As a tenant, I have no property to seize if I do default on my debts. From this point of view, it makes sense that a card provider would view it as a negative factor.
I’m glad Sainsbury’s thought long and hard about my application (irresponsible lending is the last thing we need in the current climate) and their reasons for being wary make sense.
However, it would have been useful if these reasons had been made clear in the first letter I received. It was difficult to predict whether either of these factors was going to be a spanner in the works of my application, because neither was highlighted as an ‘are you eligible?’ factor on the Sainsbury’s Finance website.
Most of us are now aware that applications for credit depend largely on our credit ratings.
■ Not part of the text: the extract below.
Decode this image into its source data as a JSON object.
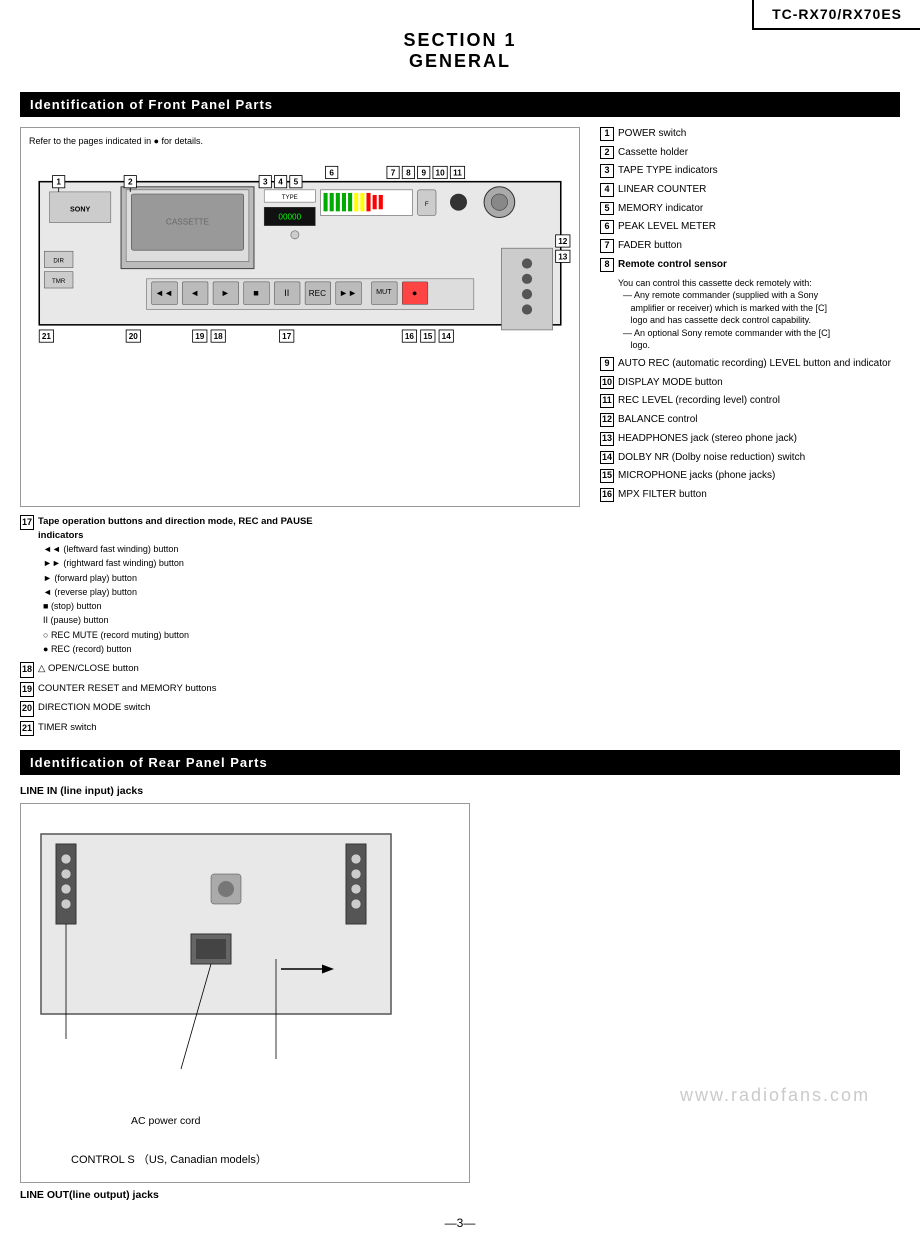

However, it’s important we know about the other reasons we’ve been rejected, too.
That way, we’re aware of the problems we might face with future applications, and can act accordingly. This one-off rejection might not have had a negative affect on my future credit rating, but repeated rejections almost certainly would.
What you can do
With regard to all credit card providers, it’s important to remember that acceptance isn’t entirely down to your credit rating.
If you’re wondering why a credit card application has been rejected, I suggest you ask the provider to tell you. You might be surprised!